What is a Slot?

a slot (plural slots) is a place or position for something, often in relation to another item or activity. A slot can be a specific place in a computer, in which a file is stored, or it can be an allocated space in a telecommunication network. In ornithology, a slot is the narrow opening between the tips of the primaries in certain birds, which helps to maintain air flow over the wings during flight.

A slot is also the name of a position or role in a game of chance. In the United States, a slot is the designated spot on a gaming table where a player places their bets before starting to play. The term is most commonly associated with casino games, but it can also refer to a specific position on the field in some sports, such as hockey or soccer.

Slots are popular because they offer a simple and quick way to win money. The most common type of slot is the traditional three reel machine that pays out only when you line up a winning combination of symbols. This type of machine is typically a bit more expensive to operate than a five-reel version, but it offers more opportunities to hit the jackpot.

In modern casinos, slot machines use random number generators (RNG) to choose the sequence of symbols that stop on each reel. These computer chips retain no memory and are designed to produce a sequence that cannot be predicted. This ensures that the odds of hitting a particular symbol on any given spin are no different from the odds of hitting a symbol on a previous or subsequent spin.

Many people believe that slot machines are “due to hit,” especially when they have been sitting idle for a long time. This belief is partly based on the fact that hot slots are usually placed at the ends of casino aisles, where they can attract more players. In addition, a casino’s goal is to maximize its profits by keeping customers in the building as long as possible.

The number of symbols on a single reel is limited to fewer than 22 because the number of combinations is limited. In the 1980s, manufacturers started to include microprocessors in their slot machines, which enabled them to assign different probabilities to individual symbols. Although this reduced the overall chances of hitting a winning combination, it increased the likelihood that a losing symbol would be located adjacent to a paying one.
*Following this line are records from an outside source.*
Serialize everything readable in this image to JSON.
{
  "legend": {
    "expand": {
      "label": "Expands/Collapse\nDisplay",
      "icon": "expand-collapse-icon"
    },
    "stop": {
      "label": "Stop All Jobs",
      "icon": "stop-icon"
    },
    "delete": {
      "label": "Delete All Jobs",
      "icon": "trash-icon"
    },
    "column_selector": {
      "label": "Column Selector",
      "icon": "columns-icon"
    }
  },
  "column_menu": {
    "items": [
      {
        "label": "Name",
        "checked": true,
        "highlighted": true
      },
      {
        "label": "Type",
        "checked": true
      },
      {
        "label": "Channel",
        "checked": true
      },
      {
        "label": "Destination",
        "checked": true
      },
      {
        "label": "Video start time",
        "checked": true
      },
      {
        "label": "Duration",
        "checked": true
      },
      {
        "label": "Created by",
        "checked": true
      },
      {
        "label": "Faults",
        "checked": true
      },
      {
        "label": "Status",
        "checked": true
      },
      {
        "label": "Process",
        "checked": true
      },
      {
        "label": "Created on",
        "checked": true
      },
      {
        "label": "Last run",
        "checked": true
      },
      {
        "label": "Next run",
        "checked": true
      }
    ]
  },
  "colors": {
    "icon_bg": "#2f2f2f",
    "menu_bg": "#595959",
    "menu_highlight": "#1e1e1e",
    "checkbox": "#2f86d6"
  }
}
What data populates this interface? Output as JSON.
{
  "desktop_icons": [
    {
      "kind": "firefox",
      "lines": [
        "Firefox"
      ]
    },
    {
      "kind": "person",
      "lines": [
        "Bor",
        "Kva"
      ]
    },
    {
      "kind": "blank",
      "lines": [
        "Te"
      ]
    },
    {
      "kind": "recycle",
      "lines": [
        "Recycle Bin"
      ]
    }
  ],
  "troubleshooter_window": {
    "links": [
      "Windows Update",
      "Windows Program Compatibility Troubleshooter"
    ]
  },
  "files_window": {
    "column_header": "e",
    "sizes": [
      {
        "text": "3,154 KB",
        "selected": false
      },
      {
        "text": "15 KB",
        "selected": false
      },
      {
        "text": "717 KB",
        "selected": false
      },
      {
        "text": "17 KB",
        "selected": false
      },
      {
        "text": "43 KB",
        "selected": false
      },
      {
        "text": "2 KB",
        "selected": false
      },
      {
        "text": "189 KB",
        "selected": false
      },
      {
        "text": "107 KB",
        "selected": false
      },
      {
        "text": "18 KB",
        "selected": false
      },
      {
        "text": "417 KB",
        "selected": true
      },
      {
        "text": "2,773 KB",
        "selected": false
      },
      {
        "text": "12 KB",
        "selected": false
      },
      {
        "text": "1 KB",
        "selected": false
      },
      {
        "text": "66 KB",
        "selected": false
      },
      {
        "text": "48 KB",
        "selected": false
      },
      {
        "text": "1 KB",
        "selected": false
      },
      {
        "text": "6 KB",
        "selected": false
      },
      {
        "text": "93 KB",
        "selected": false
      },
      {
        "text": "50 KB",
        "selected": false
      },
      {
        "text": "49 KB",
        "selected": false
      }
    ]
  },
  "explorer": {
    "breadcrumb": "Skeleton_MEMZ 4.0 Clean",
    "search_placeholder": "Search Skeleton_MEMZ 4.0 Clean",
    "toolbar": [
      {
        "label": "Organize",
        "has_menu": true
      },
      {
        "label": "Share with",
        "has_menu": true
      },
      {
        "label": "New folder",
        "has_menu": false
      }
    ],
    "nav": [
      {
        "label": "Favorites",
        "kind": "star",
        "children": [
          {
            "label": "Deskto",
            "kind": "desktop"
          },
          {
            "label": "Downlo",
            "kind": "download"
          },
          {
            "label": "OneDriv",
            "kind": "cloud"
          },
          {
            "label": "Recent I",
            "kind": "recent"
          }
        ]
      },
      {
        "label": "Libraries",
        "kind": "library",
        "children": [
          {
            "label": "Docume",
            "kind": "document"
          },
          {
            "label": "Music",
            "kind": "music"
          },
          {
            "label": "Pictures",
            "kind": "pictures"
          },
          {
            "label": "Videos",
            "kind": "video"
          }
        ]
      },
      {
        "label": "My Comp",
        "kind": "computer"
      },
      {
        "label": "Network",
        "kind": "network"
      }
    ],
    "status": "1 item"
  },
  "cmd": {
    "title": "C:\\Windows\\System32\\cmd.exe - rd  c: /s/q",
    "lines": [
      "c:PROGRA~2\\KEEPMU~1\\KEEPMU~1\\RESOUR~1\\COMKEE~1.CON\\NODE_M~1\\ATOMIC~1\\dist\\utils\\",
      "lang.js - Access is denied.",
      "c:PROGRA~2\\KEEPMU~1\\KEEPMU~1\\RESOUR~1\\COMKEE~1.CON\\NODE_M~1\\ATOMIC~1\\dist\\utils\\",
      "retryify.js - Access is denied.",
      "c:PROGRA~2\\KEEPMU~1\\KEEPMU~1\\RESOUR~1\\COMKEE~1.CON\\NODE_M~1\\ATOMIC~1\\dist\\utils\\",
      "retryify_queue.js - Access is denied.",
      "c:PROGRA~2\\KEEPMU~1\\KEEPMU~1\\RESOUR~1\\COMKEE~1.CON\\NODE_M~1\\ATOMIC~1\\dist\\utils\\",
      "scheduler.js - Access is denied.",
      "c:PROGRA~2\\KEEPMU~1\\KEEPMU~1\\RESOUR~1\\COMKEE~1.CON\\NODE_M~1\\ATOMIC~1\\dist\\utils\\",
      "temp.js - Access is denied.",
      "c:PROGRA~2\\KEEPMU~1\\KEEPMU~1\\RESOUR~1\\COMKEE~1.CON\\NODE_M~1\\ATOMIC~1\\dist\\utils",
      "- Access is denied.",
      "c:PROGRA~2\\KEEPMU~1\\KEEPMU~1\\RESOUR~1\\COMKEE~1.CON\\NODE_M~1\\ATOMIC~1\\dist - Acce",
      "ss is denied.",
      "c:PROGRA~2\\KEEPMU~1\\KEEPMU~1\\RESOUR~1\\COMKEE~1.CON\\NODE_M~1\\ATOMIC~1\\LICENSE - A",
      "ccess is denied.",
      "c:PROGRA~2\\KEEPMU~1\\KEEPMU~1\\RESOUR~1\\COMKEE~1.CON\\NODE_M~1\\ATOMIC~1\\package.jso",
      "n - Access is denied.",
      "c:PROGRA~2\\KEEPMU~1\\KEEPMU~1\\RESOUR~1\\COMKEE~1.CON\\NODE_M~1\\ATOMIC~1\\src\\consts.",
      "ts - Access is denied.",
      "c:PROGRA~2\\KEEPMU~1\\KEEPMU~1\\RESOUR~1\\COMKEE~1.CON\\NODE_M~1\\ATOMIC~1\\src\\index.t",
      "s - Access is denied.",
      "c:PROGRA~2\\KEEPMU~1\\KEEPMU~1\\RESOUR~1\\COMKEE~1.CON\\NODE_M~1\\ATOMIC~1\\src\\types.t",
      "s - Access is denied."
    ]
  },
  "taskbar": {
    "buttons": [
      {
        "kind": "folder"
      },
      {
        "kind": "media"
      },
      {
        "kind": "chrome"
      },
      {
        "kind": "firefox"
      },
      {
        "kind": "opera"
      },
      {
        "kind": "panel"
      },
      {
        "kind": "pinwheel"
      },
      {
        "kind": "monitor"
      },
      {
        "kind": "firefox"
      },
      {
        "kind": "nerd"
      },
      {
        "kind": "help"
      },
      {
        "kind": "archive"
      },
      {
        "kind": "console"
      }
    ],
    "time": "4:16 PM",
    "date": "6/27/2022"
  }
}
The props passed to a slot by a child component are available as the values of the corresponding v-slot directive, which can then be accessed by expressions in the slot’s render function. The template v-slot: header> shorthand can be used to create slot content that encapsulates both reusable logic and visual output. However, it is not recommended that you feed a slot with more than one scenario for the offer management panels, as this can lead to unpredictable results.